IT’S an iconic symbol recognised everywhere for over a century, but this year sees the biggest change in the Royal British Legion Poppy for a generation.

After more than three years in development, the Royal British Legion has produced a plastic-free poppy, made entirely from paper that is completely recyclable at home.  

With paper created from renewable fibres from renewable sources including offcuts from coffee cups, the innovative new poppy design features a traditional poppy shape, with a black centre embossed with Poppy Appeal, and a leaf with a crease.  It can be fastened with a pin in the stem or worn in a buttonhole.

The paper design is the first change to the iconic poppy in 28 years.

The Royal British Legion said it maintaiins the iconic poppy design and leaf shape whilst being less impactful to the environment.

‘We are very proud to introduce the plastic-free poppy that will not only enable people to support our armed forces community but also continues the Royal British Legion’s commitment to sustainability,’ said Andy Taylor-Whyte, director of the Poppy Appeal

‘Since the first poppy appeal in 1921 to today, public donations have provided a lifeline for service people and their families, and last year, we helped more than 27,000 people in the armed forces community.’

The new poppy was designed Matter, a company based in Bath, Somerset. It’s the latest version of a design that first appeared in 1921. The original version featured silk for the petals, wire for the stem, and bitumen – a semi-hard petroleum - for the centre.

There were four different poppies designed to suit different budgets, from a large poppy made from silk, a smaller one, one made from lawn or cotton and a cardboard poppy for children.

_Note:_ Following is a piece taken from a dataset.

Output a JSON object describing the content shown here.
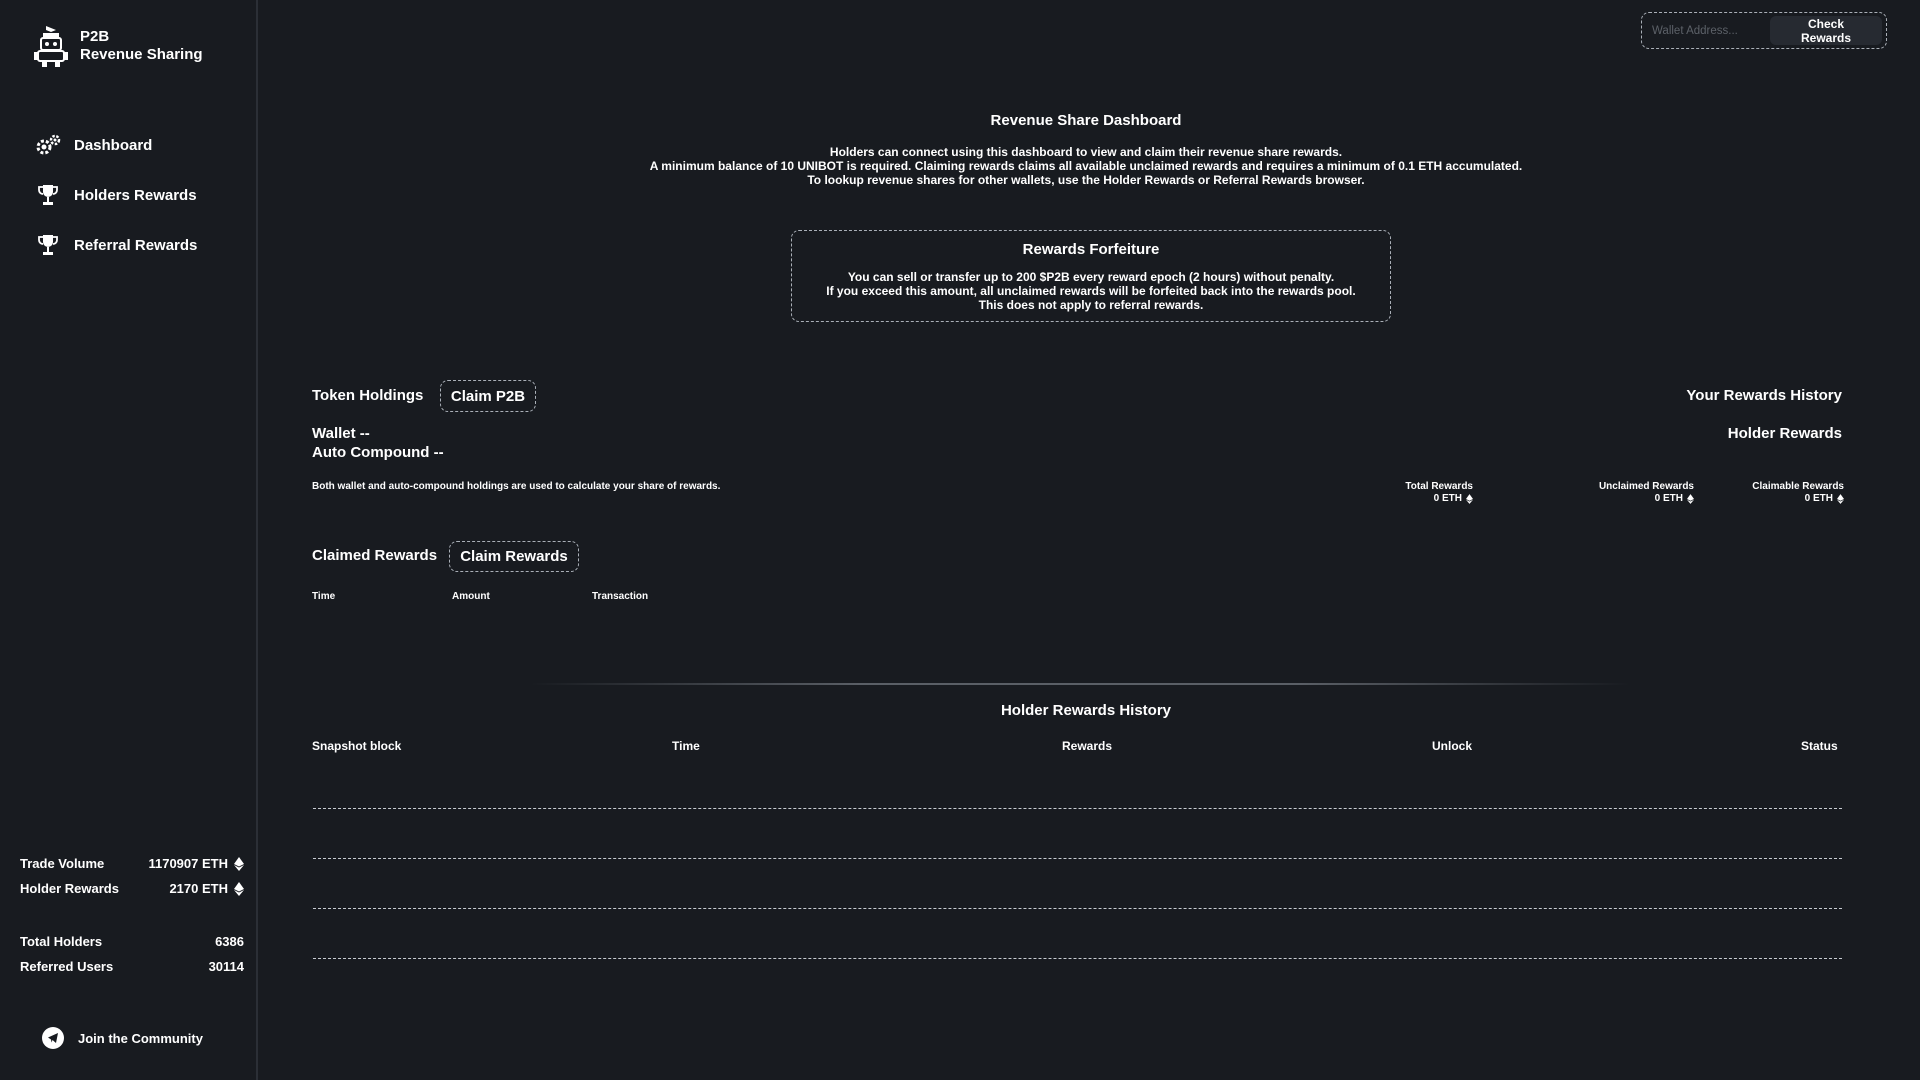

The 1930s saw poppies made from two layers of lawn cloth, with an upper layer of silk. There was also a green fabric leaf, faux stamens and a metal centre. 

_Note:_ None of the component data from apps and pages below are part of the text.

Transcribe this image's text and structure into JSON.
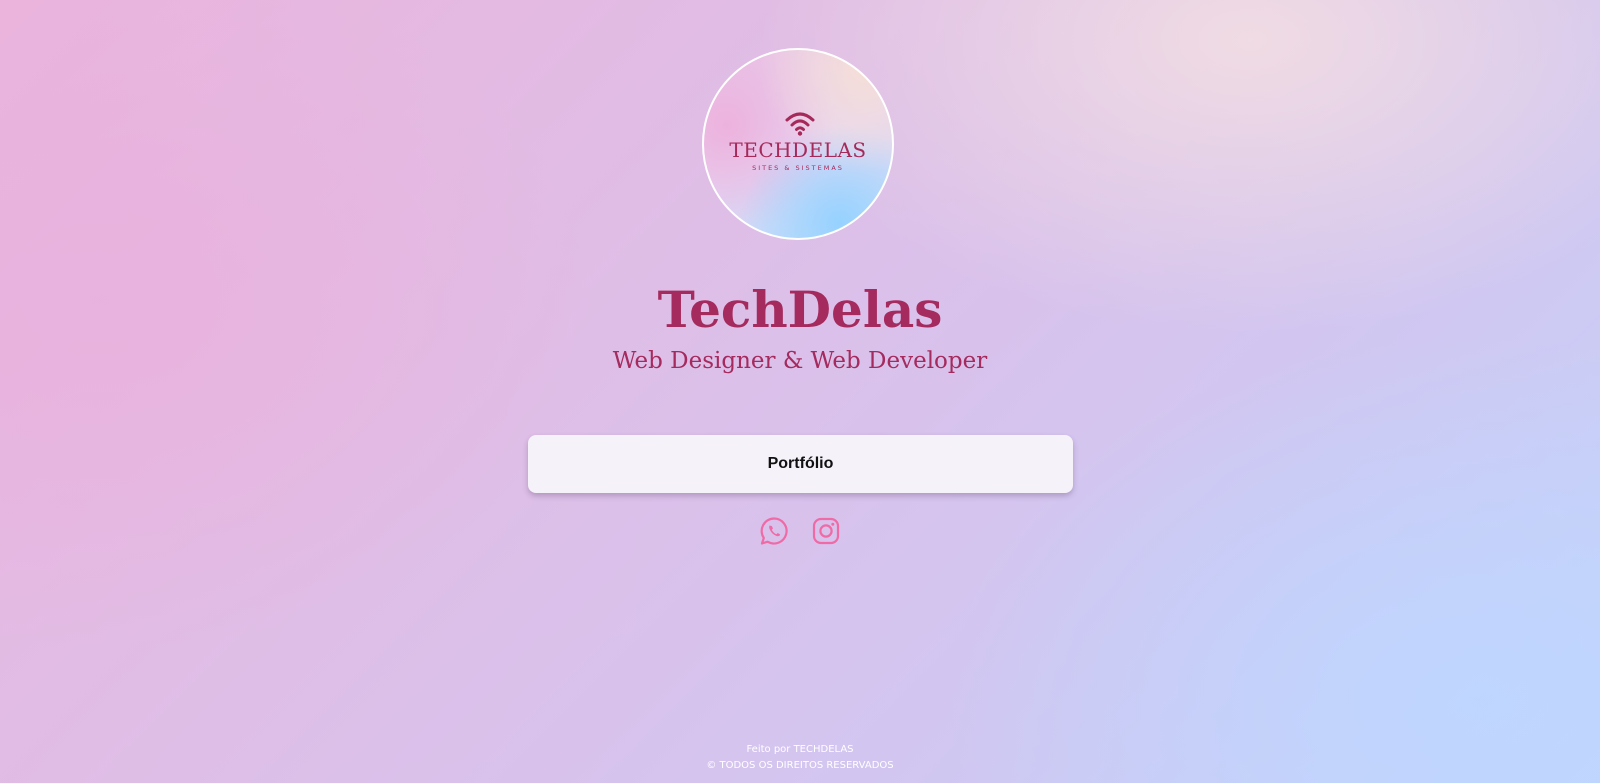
{
  "profile": {
    "avatar": {
      "logo_wordmark": "TECHDELAS",
      "logo_tagline": "SITES & SISTEMAS",
      "icon": "wifi-icon"
    },
    "name": "TechDelas",
    "tagline": "Web Designer & Web Developer"
  },
  "links": [
    {
      "label": "Portfólio"
    }
  ],
  "social": [
    {
      "name": "WhatsApp",
      "icon": "whatsapp-icon"
    },
    {
      "name": "Instagram",
      "icon": "instagram-icon"
    }
  ],
  "footer": {
    "made_by": "Feito por TECHDELAS",
    "rights": "© TODOS OS DIREITOS RESERVADOS"
  },
  "colors": {
    "accent": "#a52a5e",
    "icon_pink": "#f06aa6",
    "button_bg": "#f5f2f9"
  }
}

Wartime austerity meant the number of designs dropped from four to two. Silk poppies were made in much smaller numbers, and a second poppy made entirely from card was introduced. 

Wire stems were reintroduced in the 1950s to replace the cardboard used as a result of wartime shortages, with red felt used to create the poppy petals. 

The end of the 1960s saw new look design with a bitumen centre and wire stem replaced by plastic, along with the introduction of a one-piece petal and in 1987 the poppy regained its leaf after it emerged that the public preferred the feature.